The International Committee of the Red Cross said in a statement that about 20 civilians were killed and much of the aid destroyed. Peter Maurer, the organization’s president, called the attack a “flagrant violation” of international law.
While both Syria and Russia denied responsibility for the bombing, the Russian account evolved over 24 hours.
Some Russian officials suggested that artillery fire from rebels had hit the convoy. Later, some officials suggested the trucks had been set on fire. On Tuesday afternoon, Russia’s Defense Ministry said a drone video had shown that a “terrorists’ pickup truck” armed with a mortar had accompanied the convoy, the Tass news agency reported. This appeared to raise the possibility that the intended target had been a vehicle of militants.
But the drone video shows the aid convoy stationary, at the side of the road, and what appears to be a truck towing a mortar passing by. The video does not appear to establish any further connection between the convoy and the mortar truck, nor anything that would make the convoy a legitimate target.
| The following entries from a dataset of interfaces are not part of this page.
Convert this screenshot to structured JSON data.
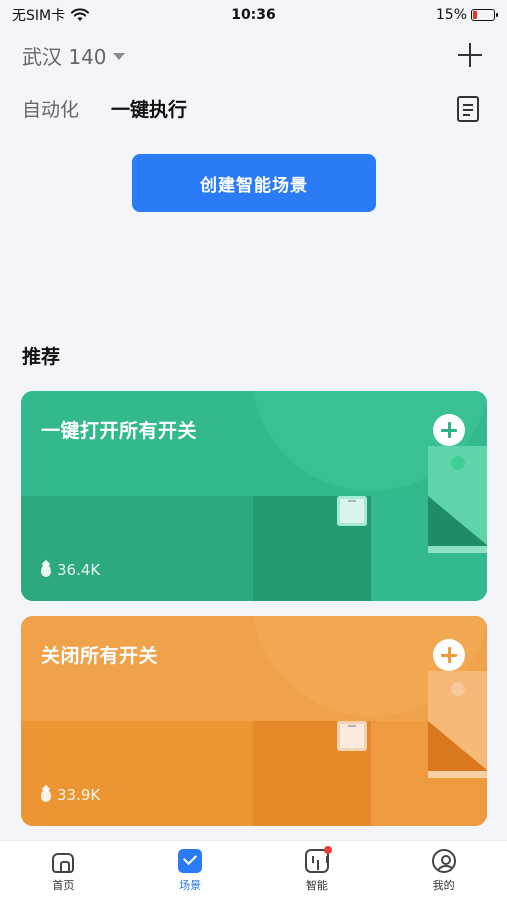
{
  "status_bar": {
    "carrier": "无SIM卡",
    "time": "10:36",
    "battery": "15%"
  },
  "header": {
    "home_name": "武汉 140"
  },
  "tabs": [
    {
      "label": "自动化",
      "active": false
    },
    {
      "label": "一键执行",
      "active": true
    }
  ],
  "create_button": {
    "label": "创建智能场景"
  },
  "recommend": {
    "title": "推荐",
    "cards": [
      {
        "title": "一键打开所有开关",
        "count": "36.4K",
        "color": "#2eb389"
      },
      {
        "title": "关闭所有开关",
        "count": "33.9K",
        "color": "#ef9a3c"
      }
    ]
  },
  "bottom_nav": [
    {
      "label": "首页",
      "icon": "home-icon",
      "active": false
    },
    {
      "label": "场景",
      "icon": "scene-icon",
      "active": true
    },
    {
      "label": "智能",
      "icon": "smart-icon",
      "active": false
    },
    {
      "label": "我的",
      "icon": "profile-icon",
      "active": false
    }
  ],
  "colors": {
    "accent": "#2b7bf6",
    "background": "#f4f5f9",
    "badge_red": "#f03a3a"
  }
}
The head of the United Nations agency that coordinates aid, Stephen O’Brien, said the attack would amount to a war crime if it were found to have targeted humanitarian aid workers. He called for an independent investigation.
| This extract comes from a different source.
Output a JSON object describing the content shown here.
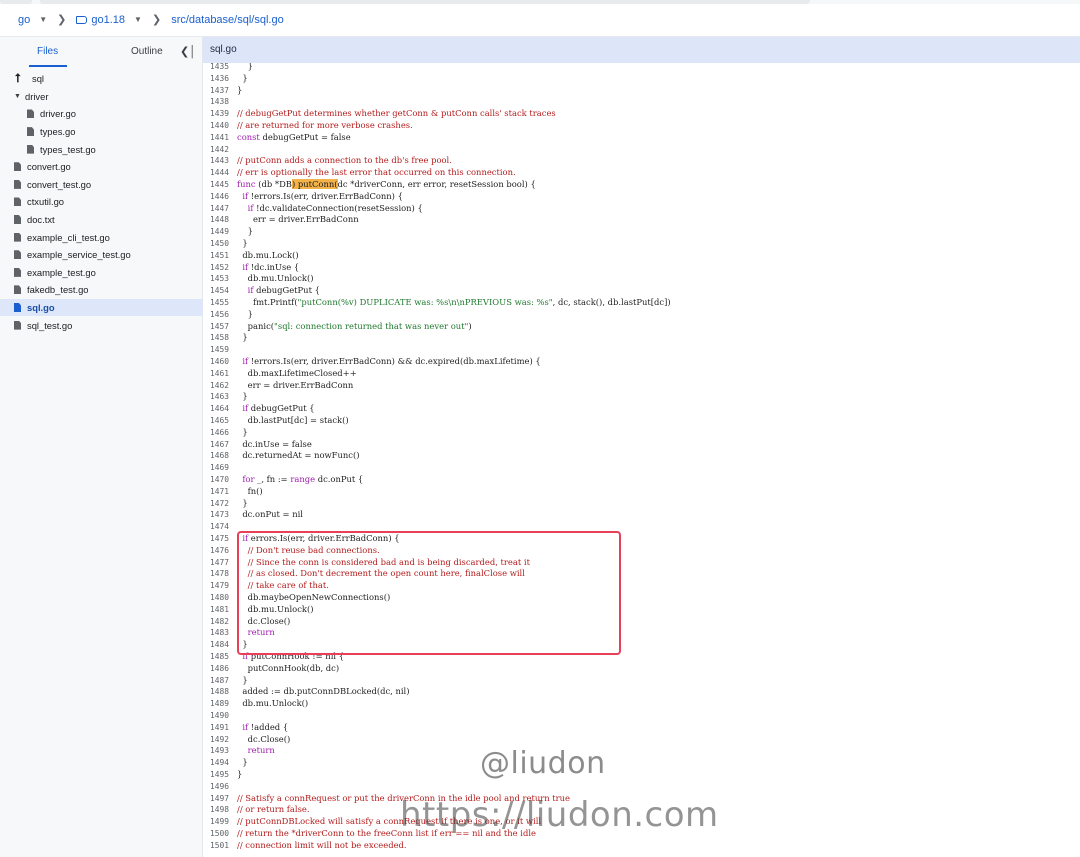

“In terms of aid worker victims, this particular incident of an aerial bombing of an aid convoy is unprecedented in scale,” said Abby Stoddard, who studies attacks on aid workers for Humanitarian Outcomes, a research and advocacy group.
Witnesses said multiple strikes had hit the convoy as workers were unloading aid, and then hit rescue workers who arrived to help the injured.
United Nations officials said 18 trucks — clearly marked and carrying wheat flour, nine tons of medicine and clothing for about 78,000 people — were destroyed. Benoit Carpentier, a spokesman for the International Federation of Red Cross and Red Crescent Societies, said a hospital had also been destroyed.
Aid convoys have endured sniper fire and shelling during the five years of the Syrian conflict, but the attack on Monday is thought to be the first time one was hit by an airstrike.
John Kirby, a spokesman for the State Department, called the attack on the convoy an “egregious violation” of the agreement with Russia.
Secretary of State John Kerry said he believed the agreement was not dead.
Mr. Kerry conferred with his Russian counterpart, Foreign Minister Sergey V. Lavrov, and other diplomats representing the International Syria Support Group in New York on Tuesday morning as the United Nations General Assembly session got underway.
The support group, a 17-nation effort to halt the conflict that is led by Mr. Kerry and Mr. Lavrov, planned to hold additional meetings this week.
Eric Schmitt reported from Washington, Michael R. Gordon from New York, and Somini Sengupta from the United Nations. Reporting was contributed by Nick Cumming-Bruce from Geneva; Helene Cooper from Washington; Anne Barnard from Beirut, Lebanon; Sophia Kishkovsky from Moscow; and Rick Gladstone from New York.
(via NY Times)